Today's question: Would your team trade its starting quarterback straight up for Eli Manning?
John Keim, Washington Redskins reporter: A year from now this question could be tougher to answer if you’re the Redskins. Right now the answer is: Do you want the guy with two Super Bowls on his resume who is still playing well? Or do you want the guy you like, but you're not quite ready to pay him elite money since he has just one good season behind him? I even asked a few people in the league. One said he’d go with Kirk Cousins but the other two said they'd go with Manning. I think the Redskins would fall in with the latter group and would indeed go for Manning. That’s not a knock on Cousins, but Manning is simply more proven, and if you put him with the Redskins’ talent in the passing game, he’d be really dangerous. The Redskins clearly want to see more from Cousins (before paying him like a Pro Bowl passer); Manning has already shown what the Redskins want to see from Cousins. Manning has his issues -- a penchant for interceptions in the past and some up-and-down seasons. But he has also been very good for a number of years. One funny thing: Fans get on Cousins for dumping off so much and throwing shorter passes, but his career yards per attempt of 7.6 is actually a half-yard higher than Manning’s. Still, the bottom line is that the Redskins want a quarterback who can win a Super Bowl. You already know Manning can deliver that trophy.
Todd Archer, Dallas Cowboys reporter: I can answer this in one word: no. Manning has two Super Bowl wins and Tony Romo has two playoff wins, but if we’re judging the body of work as a QB, Romo is simply better. He can do more things. He can create when things break down -- that’s not something Manning does well. The argument can be made that Manning keeps himself out of trouble, but he just seems to get into funks when more is asked of him. Maybe others would consider this deal because of Romo’s health; Manning has not missed a start since taking over for the Giants in 2004. It’s a remarkable streak. Yes, he is durable and tough, and Romo missed 12 games last season. Call me hardheaded, but the Cowboys are still better with Romo as their quarterback than they would be if Manning was their quarterback.

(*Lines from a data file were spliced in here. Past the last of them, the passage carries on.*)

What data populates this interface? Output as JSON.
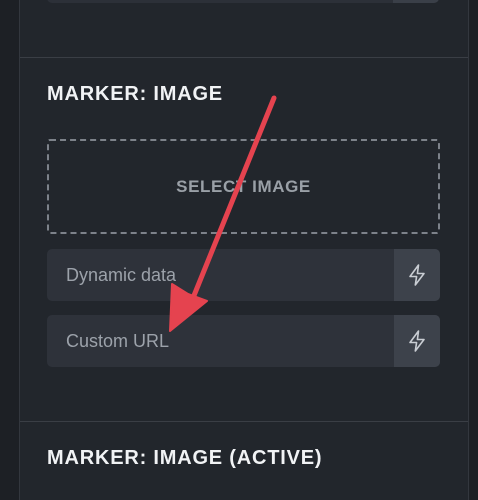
{
  "sections": {
    "marker_image": {
      "title": "MARKER: IMAGE",
      "select_image_label": "SELECT IMAGE",
      "dynamic_data_placeholder": "Dynamic data",
      "custom_url_placeholder": "Custom URL"
    },
    "marker_image_active": {
      "title": "MARKER: IMAGE (ACTIVE)"
    }
  },
  "icons": {
    "dynamic_data": "lightning-bolt-icon",
    "annotation": "red-arrow"
  },
  "colors": {
    "background": "#1d2025",
    "panel": "#22262c",
    "input": "#2e323a",
    "annotation_arrow": "#e5434f"
  }
}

Phil Sheridan, Philadelphia Eagles reporter: This is a bit of a trick question when it comes to the Eagles. Would they trade Sam Bradford for Manning? They just might. Manning has two Super Bowl rings and would be a terrific guy to run the offense and help first-round pick Carson Wentz learn the ropes. Manning’s age -- he’s 35 -- wouldn’t be an issue because the Eagles would be looking for him to yield the floor to Wentz in a year or so. If the question is whether the Eagles would trade Wentz for Manning, the answer is: heck no. The whole point here was to acquire a young quarterback with the potential to be a franchise player as Manning and Romo (and other star NFL quarterbacks in their age range) are on the way out.